Like an unfamiliar territory or faraway land, New Orleanians tends to cook, celebrate, and speak in a manner that seems foreign to many Americans. Local colloquialisms and slang terminology dominate the language in New Orleans’ sports and entertainment, neighborhoods and street names, and everyday chitchat. Forget the city’s influential French colonial history, forget the Southern accents poorly depicted in movies and televisions shows, and forget the stereotypical Cajun speakers from southeast Louisiana. The local vernacular of native New Orleanians is the “Yat” dialect, a phrase that stems from a common greeting, “Where y’at?”
The Yat dialect, similar to a Brooklyn-esque accent, stems from generations of immigrant groups through the city’s major port of entry into the United States. Regardless of accent or dialect, though, the pronunciation of the city’s name usually distinguishes habitué from novice. Pronouncing it “New OAR-luhnz” as opposed to “New or-LEENS” is the most locally accepted version of New Orleans, a city named after the Philippe d’Orléans, a duke in France at time of the city’s founding.
With the French influences in La Nouvelle Orléans, signs and maps may appear to resemble the culturally distinguished and greatly European eponyms like ancient Greece and refined regions of France, but New Orleanians have linguistically twisted these delicate terms into a language of its own. Although the street named Burgundy looks like a fine red wine, it is pronounced “ber-GUN-dee,” and although the Grecian muse Calliope may have played an instrument of the same name, the street in Uptown which bares that title is pronounced “CAL-ee-ope.” French words do not always bare the French pronunciation such as “CHAW-tuhs” for Chartres Street, “cah-rahn-doh-LET” for Carondelet Street, and “MET-uh-ree” for the metropolitan area just outside the city, Metairie. However, a certain few namesakes from France have survived tripping over local tongues, like the neighborhood of the French Quarter, Vieux Carré, which is pronounced “voo cah-RAY,” the pie-slice area beside the Quarter called Faubourg Marigny, typically spoken as “FO-berg MA-ruh-knee,” and the saltwater body Lake Pontchartrain simply said as “PONCH-ah-train.”
The sometimes Southern-ized street names, family names, and food names accent on different syllables such as “PRAW-leen” for the sweet candy called pralines, “BEN-yay” for the sugar-coated doughnuts called beignets, and “FEE-lay” for the finely powdered sassafras called filé, a spice to sprinkle over a simmering bowl of gumbo.
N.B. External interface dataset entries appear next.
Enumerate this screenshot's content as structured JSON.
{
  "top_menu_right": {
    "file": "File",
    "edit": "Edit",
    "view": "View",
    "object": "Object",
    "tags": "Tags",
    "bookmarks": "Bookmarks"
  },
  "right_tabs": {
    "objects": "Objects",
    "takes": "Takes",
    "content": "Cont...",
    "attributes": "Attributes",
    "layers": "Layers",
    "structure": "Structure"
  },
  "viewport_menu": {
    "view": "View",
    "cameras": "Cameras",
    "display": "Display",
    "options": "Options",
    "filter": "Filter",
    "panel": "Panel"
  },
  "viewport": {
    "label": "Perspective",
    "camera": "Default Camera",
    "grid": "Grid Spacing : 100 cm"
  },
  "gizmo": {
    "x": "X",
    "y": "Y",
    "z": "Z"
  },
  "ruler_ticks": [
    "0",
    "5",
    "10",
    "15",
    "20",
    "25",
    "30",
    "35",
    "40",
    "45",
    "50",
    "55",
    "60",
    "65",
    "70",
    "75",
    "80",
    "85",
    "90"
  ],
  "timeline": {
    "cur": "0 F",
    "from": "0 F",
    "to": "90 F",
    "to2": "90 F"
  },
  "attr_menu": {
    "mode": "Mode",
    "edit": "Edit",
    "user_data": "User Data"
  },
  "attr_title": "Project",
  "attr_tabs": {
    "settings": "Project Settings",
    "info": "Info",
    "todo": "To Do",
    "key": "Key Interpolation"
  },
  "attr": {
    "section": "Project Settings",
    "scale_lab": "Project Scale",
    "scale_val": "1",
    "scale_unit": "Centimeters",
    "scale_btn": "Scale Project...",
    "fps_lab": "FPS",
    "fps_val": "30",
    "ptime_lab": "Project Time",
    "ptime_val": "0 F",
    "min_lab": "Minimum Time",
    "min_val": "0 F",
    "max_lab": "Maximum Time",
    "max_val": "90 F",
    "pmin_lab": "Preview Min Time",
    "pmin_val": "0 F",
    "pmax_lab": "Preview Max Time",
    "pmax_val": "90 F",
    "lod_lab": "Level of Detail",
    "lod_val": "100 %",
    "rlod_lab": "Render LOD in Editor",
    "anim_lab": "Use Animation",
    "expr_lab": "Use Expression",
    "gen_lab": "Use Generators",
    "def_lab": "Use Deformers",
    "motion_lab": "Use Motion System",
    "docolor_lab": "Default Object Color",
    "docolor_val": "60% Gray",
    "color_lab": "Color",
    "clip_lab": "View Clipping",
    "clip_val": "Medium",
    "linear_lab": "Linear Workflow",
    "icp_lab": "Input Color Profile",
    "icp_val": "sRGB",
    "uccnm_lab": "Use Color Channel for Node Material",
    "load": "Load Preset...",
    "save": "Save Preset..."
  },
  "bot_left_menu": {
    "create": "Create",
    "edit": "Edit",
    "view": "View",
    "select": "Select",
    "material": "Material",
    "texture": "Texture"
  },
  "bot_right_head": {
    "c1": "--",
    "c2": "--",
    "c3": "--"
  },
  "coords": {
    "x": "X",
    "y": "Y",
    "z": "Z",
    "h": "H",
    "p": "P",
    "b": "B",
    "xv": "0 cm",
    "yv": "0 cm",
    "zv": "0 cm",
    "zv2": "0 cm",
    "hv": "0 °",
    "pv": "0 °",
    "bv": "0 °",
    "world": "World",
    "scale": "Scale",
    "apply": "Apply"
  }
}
Even the word “gumbo” can be used in other factors other than food, such as “gumbo ya-ya,” meaning everyone talking at once.
Terminology that has passed through language and cultures continues to pepper the linguistics of locals, such as the term “lagniappe” (LAN-yap) which means giving someone a little something extra, like a gratuity or small bonus. Even the local newspaper Times-Picayune (Pic-ee-yoon) stems from a French word for a small Spanish coin worth six cents, the original price of the daily paper.
The next time a New Orleanian says it’s time for “making groceries,” remember the French phrase for market shopping, faire son marché, its translation for faire (meaning make) transferring into an expression still used to this day. And when the grocer asks if you want your po’boy “dressed,” be prepared for a hearty hoagie sandwich complete with lettuce, tomatoes, and mayonnaise.
From a “parish” instead of a “county,” from the “neutral ground” instead of the “median,” from an “alligator pear” instead of an “avocado,” the people of New Orleans may say it a little strange, but at least it’s something to talk about.